Friday, 5 June 2009

Things that happen in the rain

I get wet, that's what happens. The forecasted storms did not happen overnight, probably because we had taken the precaution of disconnecting the Live Box, which is our Internet connection, after the disaster which befell Robin in Prechac whose Live Box became blown up and therefore broken forever when a thunderbolt crashed into his hedge and exploded like the biggest of firework displays resulting in him having to get another Live Box which doesn't work properly because they never do for ages after they are purchased because this is France and the way of it here. So Live Box disconnected, storm never happened, so not much rain. "Could have done with a bit more rain" I said to Lester as I headed on out for Boolie's pee and poo trip.

Now for some reason I went the long way. Down past Sara's, turn left, then eventually left again through the maize and corn fields to come back on ourselves. At the furthest point out, and not conveniently at Sara's so I could pop in for a coffee and keep dry, the heavens decided to open the tap and down came the rain. For a while a handy oak tree gave me shelter, but then the rain paused, so I stopped pausing and me and Bools walked on. No shelter for a few yards. The pause in the rain was a tease. We were both soaked by the time we reached the next shelter, this time an ash tree which did not have the thick canopy of the oak, so it was a waste of time to linger any longer because the drips coming down through the leaves were bigger than the raindrops falling from the sky.

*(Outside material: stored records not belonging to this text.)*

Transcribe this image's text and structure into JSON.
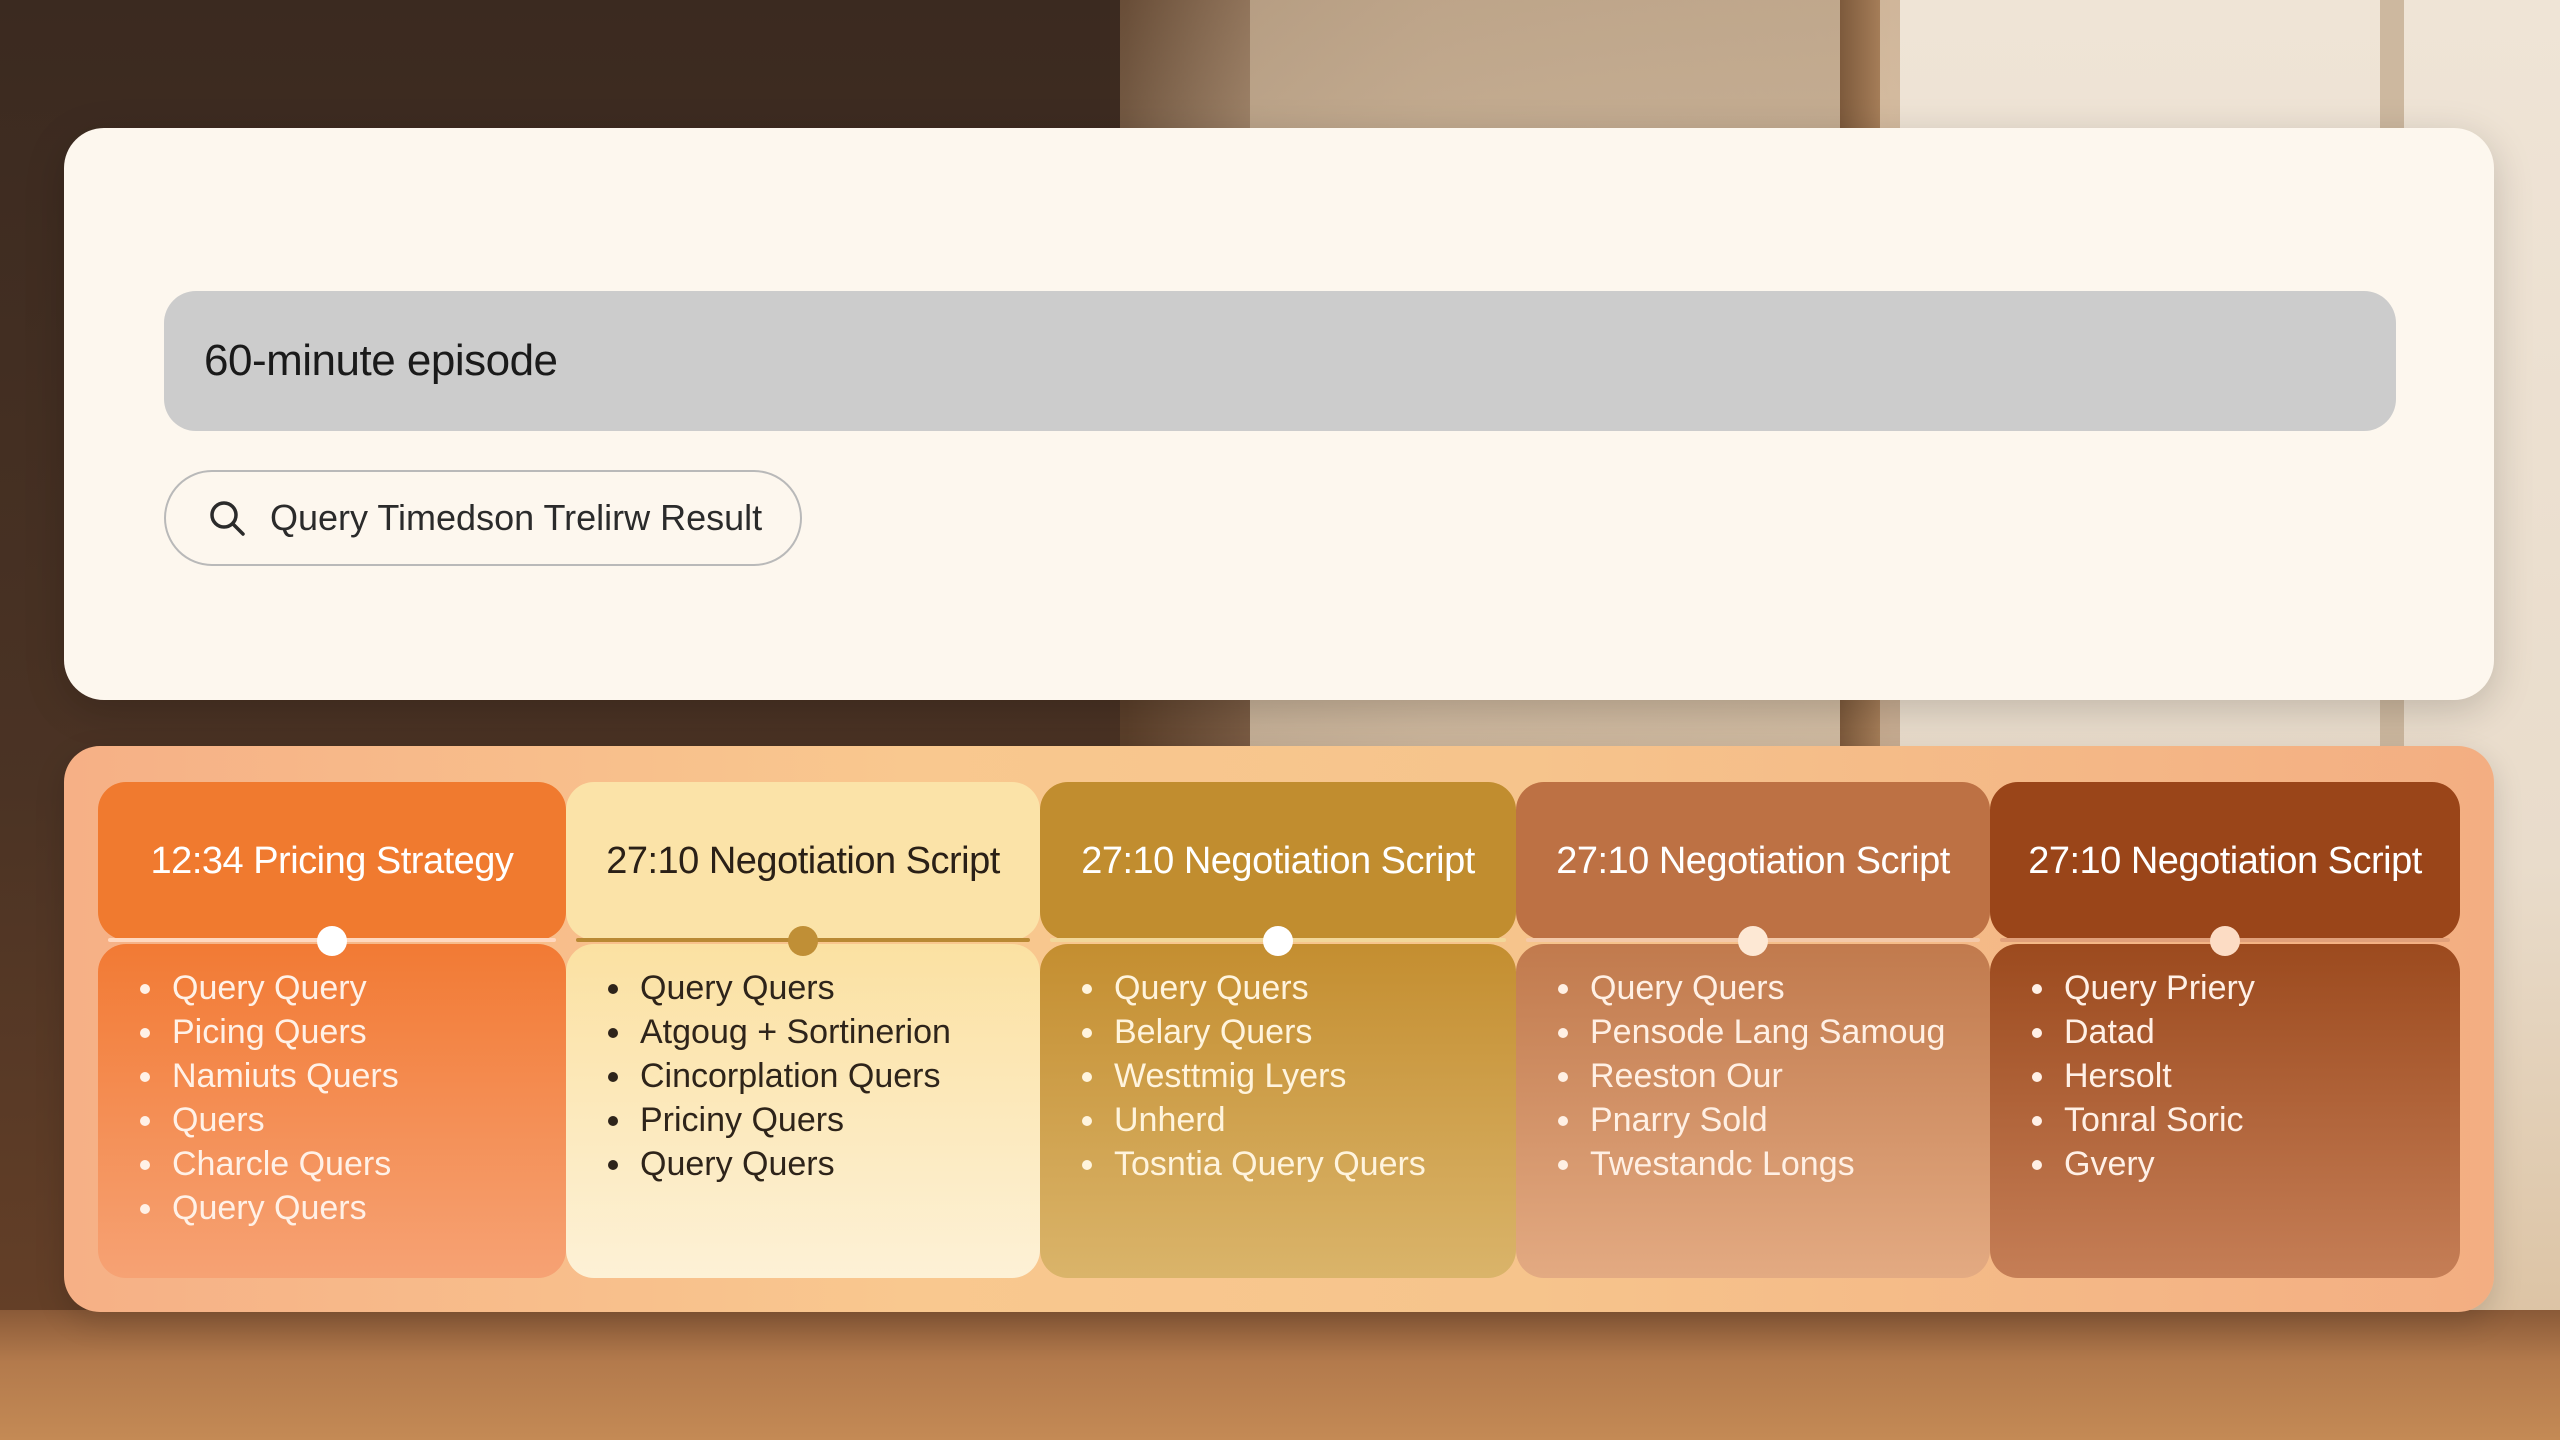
{
  "header": {
    "title": "60-minute episode",
    "query": {
      "label": "Query Timedson Trelirw Result",
      "icon": "search-icon"
    }
  },
  "timeline": {
    "columns": [
      {
        "title": "12:34 Pricing Strategy",
        "items": [
          "Query Query",
          "Picing Quers",
          "Namiuts Quers",
          "Quers",
          "Charcle Quers",
          "Query Quers"
        ]
      },
      {
        "title": "27:10 Negotiation Script",
        "items": [
          "Query Quers",
          "Atgoug + Sortinerion",
          "Cincorplation Quers",
          "Priciny Quers",
          "Query Quers"
        ]
      },
      {
        "title": "27:10 Negotiation Script",
        "items": [
          "Query Quers",
          "Belary Quers",
          "Westtmig Lyers",
          "Unherd",
          "Tosntia Query Quers"
        ]
      },
      {
        "title": "27:10 Negotiation Script",
        "items": [
          "Query Quers",
          "Pensode Lang Samoug",
          "Reeston Our",
          "Pnarry Sold",
          "Twestandc Longs"
        ]
      },
      {
        "title": "27:10 Negotiation Script",
        "items": [
          "Query Priery",
          "Datad",
          "Hersolt",
          "Tonral Soric",
          "Gvery"
        ]
      }
    ]
  },
  "colors": {
    "card_bg": "#fdf7ee",
    "title_bar": "#cccccc",
    "col1": "#f07a2f",
    "col2": "#fbe3a8",
    "col3": "#c18d2f",
    "col4": "#bd7144",
    "col5": "#9a4519"
  }
}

My shirt was soaked. I couldn't get any wetter. So I scurried on. And then I began to feel the rain upon my skin, and you know what! It was exhilerating. Rivulets of water began running under my shirt, but I was sort of doing a jog-walk so wasn't cold. Down the rain came. And as it did I had the most curious sensation of well-being.

Now why was that? Am I losing my mental marbles? I will leave the answer to that question in your hands!

And so home again. Rain now stopped. Guess what! Builders were here. With a digger and a lorry and other vehicles, and all was go, go, go!

For a couple of hours.

Then the rain came down, this time accompanied by the thunder storm which wasn't a very vigorous storm in comparison to others we have survived, but nevertheless we thought it prudent to switch off the PC's and Live Box just so we wouldn't get fried by lightning strikes and thunderbolts. Just in case. Better to be safe than sorry.

A roar of a lorry. We looked askance at each other. Now who was that, we thought. Outside we went. And parked up on our grass was a huge lorry which was not the same lorry as was parked up on the back field yesterday but which belonged to men shoring up Claudine of the Chambre d'Hote's river bank which the Adour keeps eating away at and which she is endeavouring to put a stop to because she doesn't want her donkeys, sheep, ducks and chickens floating off down the river someday soon. No, this was a different lorry.

Lester does a sort of yelp. "It's the poutres".

Crikey they look huge. Huge enough to sink the lorry they are sitting on if the rain keeps on raining. Huge and heavy enough to push it into the ground to make new ruts to join the zillions of other ruts that Lester / Head Gardener has to deal with each time he takes his lawn mower out for an outing and which I have been trying to fill with offerings of soil left over from my digging up of the front garden. Huge, heavy and montrous enough to bog down the lorry as what happened in January to one lorry which gouged such a huge hole as it was revved up to get out of the mud that it sank up to its axles and had to be pulled out by a tractor.

Things I have learnt today: That walking in the rain is a fun thing to do, very enervating for the soul. That it is not necessary to eat all of the just-picked cherries, that Angel Jim brought round this morning from his fruit trees, in one hit as the repercussions to one's digestive system will be stunning to say the least an hour or so after the gorge. That one more series of ruts doesn't really matter, because they will all get filled in eventually. That I ought to try to remember that when HG changes the gas bottle for the caravan cooker that the temperature will be fiercer and so to pay attention to the clock and not to get too involved with writing the blog, although the singed bits on top of the cake can always be scraped off or covered with icing sugar if one had any that is, well I haven't so a scrape it is.


And may I introduce you to the poutres. Nine of them. And they are the beams which go into the house to hold it all together and will give us the structure for the downstairs ceilings, and the upstairs flooring.

And here is a photo left over from yesterday, which is the half barn floor with its spaghetti loops of hose which are hopefully going to have the electrical cables threaded through them when we can afford to have the electrics done.